Washington [US], May 11 (ANI): Researchers analysed around 72,500 human saliva samples for SARS-CoV-2 at the University of Colorado, Boulder and found that asymptomatic individuals on the college campus carried just as much virus as individuals hospitalised with COVID-19.
The study suggested that, at any given time, approximately 2 per cent of individuals carried 90 per cent of the SARS-CoV-2 virions circulating within the community and acted as super-carriers and, possibly, super-spreaders, according to the authors.
The study, published in Proceedings of the National Academy of Sciences of the United States of America (PNAS), found that severe acute respiratory syndrome coronavirus 2 (SARS-CoV-2) is a novel coronavirus that emerged into the human population in late 2019, presumably from animal reservoirs. During the ensuing world-wide pandemic, already more than 3 million lives have been lost due to the virus. Spread of SARS-CoV-2 has thus far been extremely difficult to contain.

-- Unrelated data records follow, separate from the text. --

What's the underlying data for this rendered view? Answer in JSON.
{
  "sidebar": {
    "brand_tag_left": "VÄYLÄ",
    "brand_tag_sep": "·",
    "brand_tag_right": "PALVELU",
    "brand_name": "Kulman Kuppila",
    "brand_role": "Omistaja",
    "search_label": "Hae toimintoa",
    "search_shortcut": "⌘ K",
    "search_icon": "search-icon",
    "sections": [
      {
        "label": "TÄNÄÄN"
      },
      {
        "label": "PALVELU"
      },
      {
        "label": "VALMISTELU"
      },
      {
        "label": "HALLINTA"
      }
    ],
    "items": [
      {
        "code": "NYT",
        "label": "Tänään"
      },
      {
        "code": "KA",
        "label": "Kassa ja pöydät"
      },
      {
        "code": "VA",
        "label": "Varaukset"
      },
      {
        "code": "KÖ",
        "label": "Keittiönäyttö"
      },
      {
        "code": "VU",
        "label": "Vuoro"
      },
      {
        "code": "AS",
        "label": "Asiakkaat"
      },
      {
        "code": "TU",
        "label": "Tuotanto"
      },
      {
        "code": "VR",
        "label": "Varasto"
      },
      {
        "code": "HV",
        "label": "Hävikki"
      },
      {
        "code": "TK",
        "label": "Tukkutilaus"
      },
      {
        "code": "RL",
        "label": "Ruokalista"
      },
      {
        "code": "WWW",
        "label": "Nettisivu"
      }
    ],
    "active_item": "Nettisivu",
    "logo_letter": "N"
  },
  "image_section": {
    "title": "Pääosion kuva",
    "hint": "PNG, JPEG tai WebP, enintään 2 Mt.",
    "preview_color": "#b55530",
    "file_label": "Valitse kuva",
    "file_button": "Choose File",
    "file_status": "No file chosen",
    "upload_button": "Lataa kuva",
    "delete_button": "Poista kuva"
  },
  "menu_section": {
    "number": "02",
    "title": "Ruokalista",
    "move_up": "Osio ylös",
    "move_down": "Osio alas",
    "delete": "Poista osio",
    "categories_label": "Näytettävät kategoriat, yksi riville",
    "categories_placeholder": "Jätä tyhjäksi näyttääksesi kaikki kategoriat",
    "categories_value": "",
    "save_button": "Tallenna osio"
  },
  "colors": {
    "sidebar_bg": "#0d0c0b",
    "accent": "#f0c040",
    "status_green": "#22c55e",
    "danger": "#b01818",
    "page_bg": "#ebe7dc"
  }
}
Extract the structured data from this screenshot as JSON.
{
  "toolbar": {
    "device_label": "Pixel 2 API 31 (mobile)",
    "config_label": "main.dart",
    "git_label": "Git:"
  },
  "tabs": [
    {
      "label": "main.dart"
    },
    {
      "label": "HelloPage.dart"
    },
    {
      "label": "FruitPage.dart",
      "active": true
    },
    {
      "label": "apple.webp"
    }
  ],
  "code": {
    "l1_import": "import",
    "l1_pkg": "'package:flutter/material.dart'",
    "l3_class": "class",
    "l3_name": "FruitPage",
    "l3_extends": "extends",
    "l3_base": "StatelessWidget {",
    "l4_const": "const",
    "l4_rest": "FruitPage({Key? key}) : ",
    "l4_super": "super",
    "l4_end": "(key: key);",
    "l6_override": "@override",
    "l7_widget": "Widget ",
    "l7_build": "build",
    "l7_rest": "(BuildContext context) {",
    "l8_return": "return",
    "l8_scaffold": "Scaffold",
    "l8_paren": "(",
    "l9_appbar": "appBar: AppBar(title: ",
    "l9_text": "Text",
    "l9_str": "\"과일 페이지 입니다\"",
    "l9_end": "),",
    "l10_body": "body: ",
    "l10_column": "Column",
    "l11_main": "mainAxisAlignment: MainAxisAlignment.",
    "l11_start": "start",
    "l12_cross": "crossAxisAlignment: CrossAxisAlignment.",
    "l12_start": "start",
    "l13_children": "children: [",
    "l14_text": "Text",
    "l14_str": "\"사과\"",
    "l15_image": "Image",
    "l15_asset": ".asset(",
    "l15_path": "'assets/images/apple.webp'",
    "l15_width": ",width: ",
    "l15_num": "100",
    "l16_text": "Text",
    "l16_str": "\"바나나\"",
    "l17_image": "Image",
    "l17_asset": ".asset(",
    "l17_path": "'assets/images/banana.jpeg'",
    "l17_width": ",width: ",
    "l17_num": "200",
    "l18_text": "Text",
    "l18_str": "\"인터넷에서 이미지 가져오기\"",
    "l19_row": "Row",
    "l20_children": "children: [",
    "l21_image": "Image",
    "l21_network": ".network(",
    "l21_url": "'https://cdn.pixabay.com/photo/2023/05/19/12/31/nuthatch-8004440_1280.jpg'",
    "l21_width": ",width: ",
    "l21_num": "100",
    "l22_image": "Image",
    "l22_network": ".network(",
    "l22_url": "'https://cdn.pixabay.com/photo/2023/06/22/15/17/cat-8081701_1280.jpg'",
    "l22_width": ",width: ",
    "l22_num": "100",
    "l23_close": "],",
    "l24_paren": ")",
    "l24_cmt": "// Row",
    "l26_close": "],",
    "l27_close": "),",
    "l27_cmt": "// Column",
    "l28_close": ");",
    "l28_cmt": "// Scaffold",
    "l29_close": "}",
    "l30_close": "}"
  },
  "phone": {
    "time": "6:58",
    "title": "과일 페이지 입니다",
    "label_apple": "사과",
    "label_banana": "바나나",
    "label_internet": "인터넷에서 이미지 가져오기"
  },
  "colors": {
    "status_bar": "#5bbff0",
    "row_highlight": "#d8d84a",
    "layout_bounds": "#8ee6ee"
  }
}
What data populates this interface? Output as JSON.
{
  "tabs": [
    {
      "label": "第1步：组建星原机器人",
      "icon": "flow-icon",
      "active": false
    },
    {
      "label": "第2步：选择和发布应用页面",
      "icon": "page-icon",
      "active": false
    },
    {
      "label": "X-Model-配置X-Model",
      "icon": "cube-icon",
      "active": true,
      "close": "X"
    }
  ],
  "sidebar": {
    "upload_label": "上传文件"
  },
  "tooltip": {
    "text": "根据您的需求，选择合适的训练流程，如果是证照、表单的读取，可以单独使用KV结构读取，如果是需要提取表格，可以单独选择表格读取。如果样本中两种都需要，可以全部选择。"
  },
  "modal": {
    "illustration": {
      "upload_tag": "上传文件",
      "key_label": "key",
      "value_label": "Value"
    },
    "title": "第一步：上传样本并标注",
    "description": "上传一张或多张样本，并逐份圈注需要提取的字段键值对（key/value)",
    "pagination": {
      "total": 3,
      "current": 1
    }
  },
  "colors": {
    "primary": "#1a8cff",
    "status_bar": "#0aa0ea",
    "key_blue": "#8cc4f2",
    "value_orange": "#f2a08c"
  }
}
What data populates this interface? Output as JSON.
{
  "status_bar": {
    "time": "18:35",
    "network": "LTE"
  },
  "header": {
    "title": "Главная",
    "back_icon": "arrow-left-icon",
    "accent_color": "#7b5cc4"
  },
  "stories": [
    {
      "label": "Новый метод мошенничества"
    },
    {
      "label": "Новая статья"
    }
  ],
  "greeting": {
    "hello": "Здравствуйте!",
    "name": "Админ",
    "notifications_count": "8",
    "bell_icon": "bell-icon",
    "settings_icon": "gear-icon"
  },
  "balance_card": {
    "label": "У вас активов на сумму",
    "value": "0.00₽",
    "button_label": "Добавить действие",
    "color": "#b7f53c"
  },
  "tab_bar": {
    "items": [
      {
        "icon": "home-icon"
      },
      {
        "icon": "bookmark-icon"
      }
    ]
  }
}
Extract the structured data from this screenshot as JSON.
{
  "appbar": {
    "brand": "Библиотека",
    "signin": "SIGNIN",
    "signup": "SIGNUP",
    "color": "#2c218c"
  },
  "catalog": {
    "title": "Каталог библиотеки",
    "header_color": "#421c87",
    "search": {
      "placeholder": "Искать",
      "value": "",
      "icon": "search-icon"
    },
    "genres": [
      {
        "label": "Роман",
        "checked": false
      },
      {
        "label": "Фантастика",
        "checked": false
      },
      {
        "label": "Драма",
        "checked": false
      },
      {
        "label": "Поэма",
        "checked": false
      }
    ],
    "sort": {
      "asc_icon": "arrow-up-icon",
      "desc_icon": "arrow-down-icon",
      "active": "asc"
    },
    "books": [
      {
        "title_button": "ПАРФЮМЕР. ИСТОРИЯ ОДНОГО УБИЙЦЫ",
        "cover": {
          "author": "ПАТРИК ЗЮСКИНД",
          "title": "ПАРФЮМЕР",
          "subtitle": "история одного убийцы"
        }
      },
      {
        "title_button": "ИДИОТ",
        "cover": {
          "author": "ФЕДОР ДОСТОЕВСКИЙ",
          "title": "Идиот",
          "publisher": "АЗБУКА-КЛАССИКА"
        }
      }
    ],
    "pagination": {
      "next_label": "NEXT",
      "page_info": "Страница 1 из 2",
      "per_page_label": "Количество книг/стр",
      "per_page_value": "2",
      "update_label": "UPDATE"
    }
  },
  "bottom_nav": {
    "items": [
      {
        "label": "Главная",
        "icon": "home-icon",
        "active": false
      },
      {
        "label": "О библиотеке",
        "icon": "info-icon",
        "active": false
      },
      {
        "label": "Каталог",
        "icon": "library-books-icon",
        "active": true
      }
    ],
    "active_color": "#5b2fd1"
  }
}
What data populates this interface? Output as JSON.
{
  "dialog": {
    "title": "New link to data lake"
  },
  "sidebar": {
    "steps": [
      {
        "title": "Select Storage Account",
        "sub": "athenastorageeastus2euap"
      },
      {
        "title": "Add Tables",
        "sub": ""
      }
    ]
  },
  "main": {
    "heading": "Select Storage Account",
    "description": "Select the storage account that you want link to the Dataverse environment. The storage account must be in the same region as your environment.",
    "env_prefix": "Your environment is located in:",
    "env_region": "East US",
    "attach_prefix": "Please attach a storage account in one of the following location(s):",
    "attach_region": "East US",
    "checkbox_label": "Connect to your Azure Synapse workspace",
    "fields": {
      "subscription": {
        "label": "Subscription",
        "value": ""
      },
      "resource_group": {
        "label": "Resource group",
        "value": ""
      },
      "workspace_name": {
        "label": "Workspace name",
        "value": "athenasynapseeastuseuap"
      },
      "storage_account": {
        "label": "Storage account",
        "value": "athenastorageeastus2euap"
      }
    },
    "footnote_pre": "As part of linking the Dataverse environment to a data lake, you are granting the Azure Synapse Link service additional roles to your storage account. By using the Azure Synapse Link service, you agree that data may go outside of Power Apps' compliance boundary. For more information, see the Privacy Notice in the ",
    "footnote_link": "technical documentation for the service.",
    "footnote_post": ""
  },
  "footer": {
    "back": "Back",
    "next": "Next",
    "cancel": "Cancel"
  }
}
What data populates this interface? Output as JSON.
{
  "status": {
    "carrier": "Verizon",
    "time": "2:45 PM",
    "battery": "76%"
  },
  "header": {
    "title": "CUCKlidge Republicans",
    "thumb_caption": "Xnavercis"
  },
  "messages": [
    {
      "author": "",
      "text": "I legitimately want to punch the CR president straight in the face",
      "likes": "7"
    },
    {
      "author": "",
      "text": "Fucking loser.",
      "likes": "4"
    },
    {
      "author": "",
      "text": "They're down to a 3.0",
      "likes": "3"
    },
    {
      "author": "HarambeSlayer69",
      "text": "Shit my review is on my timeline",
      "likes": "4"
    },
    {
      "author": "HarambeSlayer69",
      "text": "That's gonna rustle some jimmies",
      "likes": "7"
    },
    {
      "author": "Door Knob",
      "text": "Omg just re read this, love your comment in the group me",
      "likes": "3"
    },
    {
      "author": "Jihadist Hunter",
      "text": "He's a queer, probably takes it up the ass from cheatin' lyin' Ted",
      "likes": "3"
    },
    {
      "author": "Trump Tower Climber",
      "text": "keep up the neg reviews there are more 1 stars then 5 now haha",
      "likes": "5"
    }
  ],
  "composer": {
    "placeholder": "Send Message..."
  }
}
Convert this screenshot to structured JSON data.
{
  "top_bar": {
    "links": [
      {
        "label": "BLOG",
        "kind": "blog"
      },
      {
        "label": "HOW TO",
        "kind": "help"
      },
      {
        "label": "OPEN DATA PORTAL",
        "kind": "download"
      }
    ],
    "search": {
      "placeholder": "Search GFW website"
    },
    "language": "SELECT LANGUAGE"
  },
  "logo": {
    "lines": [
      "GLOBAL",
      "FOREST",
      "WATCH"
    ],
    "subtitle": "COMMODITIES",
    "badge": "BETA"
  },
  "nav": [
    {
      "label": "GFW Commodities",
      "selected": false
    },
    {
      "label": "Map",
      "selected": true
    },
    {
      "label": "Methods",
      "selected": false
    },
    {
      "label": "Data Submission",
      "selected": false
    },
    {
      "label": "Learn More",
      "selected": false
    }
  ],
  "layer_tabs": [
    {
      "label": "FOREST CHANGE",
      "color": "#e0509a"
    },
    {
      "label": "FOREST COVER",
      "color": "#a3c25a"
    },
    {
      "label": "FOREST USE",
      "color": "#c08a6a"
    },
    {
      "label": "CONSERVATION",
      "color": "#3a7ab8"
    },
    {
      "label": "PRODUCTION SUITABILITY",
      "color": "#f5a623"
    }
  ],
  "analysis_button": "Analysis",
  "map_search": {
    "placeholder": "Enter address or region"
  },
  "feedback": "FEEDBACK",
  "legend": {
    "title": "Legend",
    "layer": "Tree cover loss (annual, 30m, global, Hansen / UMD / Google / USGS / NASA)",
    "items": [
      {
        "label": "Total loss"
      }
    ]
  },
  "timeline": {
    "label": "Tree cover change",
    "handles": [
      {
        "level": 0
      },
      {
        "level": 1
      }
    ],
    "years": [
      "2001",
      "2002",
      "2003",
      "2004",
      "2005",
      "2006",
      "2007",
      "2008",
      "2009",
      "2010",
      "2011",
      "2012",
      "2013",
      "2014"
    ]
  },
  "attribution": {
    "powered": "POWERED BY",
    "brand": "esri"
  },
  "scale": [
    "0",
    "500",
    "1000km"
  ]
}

One key reason for this is that both presymptomatic and asymptomatic infected individuals can transmit the virus to others. Further, it is becoming clear that certain individuals play a key role in seeding superspreading events. "Viral loads were measured in saliva, which has proven to be an accessible and reliable biospecimen in which to identify carriers of this respiratory pathogen, and the most likely medium for SARS-CoV-2 transmission," said researchers.
"Our dataset is unique in that all SARS-CoV-2-positive individuals reported no symptoms at the time of saliva collection, and therefore were infected but asymptomatic or presymptomatic. We find that the distribution of SARS-CoV-2 viral loads on our campus is indistinguishable from what has previously been observed in symptomatic and hospitalised individuals. Strikingly, these datasets demonstrate dramatic differences in viral levels between individuals, with a very small minority of the infected individuals harboring the vast majority of the infectious virions," they said.
During the fall 2020 semester, more than 72,500 saliva samples were screened for SARS-CoV-2. A qRT-PCR assay was used, with the template coming from the direct addition of saliva without RNA purification (22). Three TaqMan primer/probe sets were used in a multiplex reaction directed against two regions of the SARS-CoV-2 genome (CU-E and CU-N, where CU stands for the University of Colorado) and a host transcript (CU-RNaseP) as control.
The multiplex reaction was used to create standard curves to convert Ct value (cycle threshold) of each primer set to viral load (virions per milliliter) in the original saliva sample. To ensure the viral load quantification is accurate for samples with extremely low Ct values (i.e., extremely high viral loads), the researchers performed serial dilution of three saliva samples with among the highest observed viral loads of the semester, and showed that Ct values scale linearly with the dilution factor.
From over 72,500 saliva samples screened, 1,405 SARS-CoV-2-positive samples were identified. The vast majority of these positive samples were from unique individuals, because individuals with positive tests were directed into the health care system for further testing and care. The distribution of the Ct values of these 1,405 individuals, with each of the two primer sets used.
Overall, the distribution of SARS-CoV-2 viral load fits under a log-normal distribution centered around the mean of 2.1 x 107 virions per mL (median = 1.1 x 106 virions per mL) for the CU-E primers or 5.9 x 106 virions per mL (median = 2.5 x 105 virions per mL) for the CU-N primers. The highest observed viral load was over 6 trillion (6.1 x 1012) virions per mL, which was only observed in one individual. It is remarkable to consider that this individual was on campus and reported no symptoms at the testing site. The lowest viral load detected was eight virions per milliliter. Thus, surveillance testing demonstrates an extremely wide variation in the viral load in infected but seemingly healthy (asymptomatic) individuals. (ANI)